Write all of the entries out again exactly.

- Dataset records
——————
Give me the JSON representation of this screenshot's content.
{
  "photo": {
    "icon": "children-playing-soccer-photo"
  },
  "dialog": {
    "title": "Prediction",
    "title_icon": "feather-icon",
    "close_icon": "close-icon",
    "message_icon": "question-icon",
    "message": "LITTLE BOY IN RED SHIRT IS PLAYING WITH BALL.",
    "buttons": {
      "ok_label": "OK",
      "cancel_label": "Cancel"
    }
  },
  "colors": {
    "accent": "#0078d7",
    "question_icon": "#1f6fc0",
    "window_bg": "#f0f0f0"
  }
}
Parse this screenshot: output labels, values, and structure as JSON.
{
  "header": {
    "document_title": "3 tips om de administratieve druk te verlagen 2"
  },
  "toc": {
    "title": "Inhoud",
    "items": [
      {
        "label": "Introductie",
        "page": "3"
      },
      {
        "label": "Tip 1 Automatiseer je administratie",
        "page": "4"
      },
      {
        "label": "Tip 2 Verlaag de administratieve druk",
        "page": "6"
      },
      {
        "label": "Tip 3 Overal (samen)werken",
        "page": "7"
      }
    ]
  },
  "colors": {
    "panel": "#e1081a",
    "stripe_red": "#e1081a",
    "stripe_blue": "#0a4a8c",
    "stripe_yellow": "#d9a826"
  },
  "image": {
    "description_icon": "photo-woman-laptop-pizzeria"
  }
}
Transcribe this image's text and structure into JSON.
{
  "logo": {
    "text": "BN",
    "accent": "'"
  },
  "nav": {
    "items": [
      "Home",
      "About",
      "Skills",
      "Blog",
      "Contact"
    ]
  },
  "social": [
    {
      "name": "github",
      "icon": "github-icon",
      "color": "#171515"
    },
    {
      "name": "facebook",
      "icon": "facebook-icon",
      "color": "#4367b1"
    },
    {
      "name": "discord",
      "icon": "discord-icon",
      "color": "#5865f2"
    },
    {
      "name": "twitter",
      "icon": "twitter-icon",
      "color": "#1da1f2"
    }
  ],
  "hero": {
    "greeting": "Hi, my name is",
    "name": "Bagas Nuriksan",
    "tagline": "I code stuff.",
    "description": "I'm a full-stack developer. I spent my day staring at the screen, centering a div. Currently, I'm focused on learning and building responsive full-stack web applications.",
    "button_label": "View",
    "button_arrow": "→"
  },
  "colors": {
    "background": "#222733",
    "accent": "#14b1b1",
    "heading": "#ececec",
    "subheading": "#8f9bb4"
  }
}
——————
- Result for this exercise
Give me the JSON representation of this screenshot's content.
{
  "photo": {
    "icon": "children-playing-soccer-photo"
  },
  "dialog": {
    "title": "Prediction",
    "title_icon": "feather-icon",
    "close_icon": "close-icon",
    "message_icon": "question-icon",
    "message": "LITTLE BOY IN RED SHIRT IS PLAYING WITH BALL.",
    "buttons": {
      "ok_label": "OK",
      "cancel_label": "Cancel"
    }
  },
  "colors": {
    "accent": "#0078d7",
    "question_icon": "#1f6fc0",
    "window_bg": "#f0f0f0"
  }
}
Parse this screenshot: output labels, values, and structure as JSON.
{
  "header": {
    "document_title": "3 tips om de administratieve druk te verlagen 2"
  },
  "toc": {
    "title": "Inhoud",
    "items": [
      {
        "label": "Introductie",
        "page": "3"
      },
      {
        "label": "Tip 1 Automatiseer je administratie",
        "page": "4"
      },
      {
        "label": "Tip 2 Verlaag de administratieve druk",
        "page": "6"
      },
      {
        "label": "Tip 3 Overal (samen)werken",
        "page": "7"
      }
    ]
  },
  "colors": {
    "panel": "#e1081a",
    "stripe_red": "#e1081a",
    "stripe_blue": "#0a4a8c",
    "stripe_yellow": "#d9a826"
  },
  "image": {
    "description_icon": "photo-woman-laptop-pizzeria"
  }
}
Transcribe this image's text and structure into JSON.
{
  "logo": {
    "text": "BN",
    "accent": "'"
  },
  "nav": {
    "items": [
      "Home",
      "About",
      "Skills",
      "Blog",
      "Contact"
    ]
  },
  "social": [
    {
      "name": "github",
      "icon": "github-icon",
      "color": "#171515"
    },
    {
      "name": "facebook",
      "icon": "facebook-icon",
      "color": "#4367b1"
    },
    {
      "name": "discord",
      "icon": "discord-icon",
      "color": "#5865f2"
    },
    {
      "name": "twitter",
      "icon": "twitter-icon",
      "color": "#1da1f2"
    }
  ],
  "hero": {
    "greeting": "Hi, my name is",
    "name": "Bagas Nuriksan",
    "tagline": "I code stuff.",
    "description": "I'm a full-stack developer. I spent my day staring at the screen, centering a div. Currently, I'm focused on learning and building responsive full-stack web applications.",
    "button_label": "View",
    "button_arrow": "→"
  },
  "colors": {
    "background": "#222733",
    "accent": "#14b1b1",
    "heading": "#ececec",
    "subheading": "#8f9bb4"
  }
}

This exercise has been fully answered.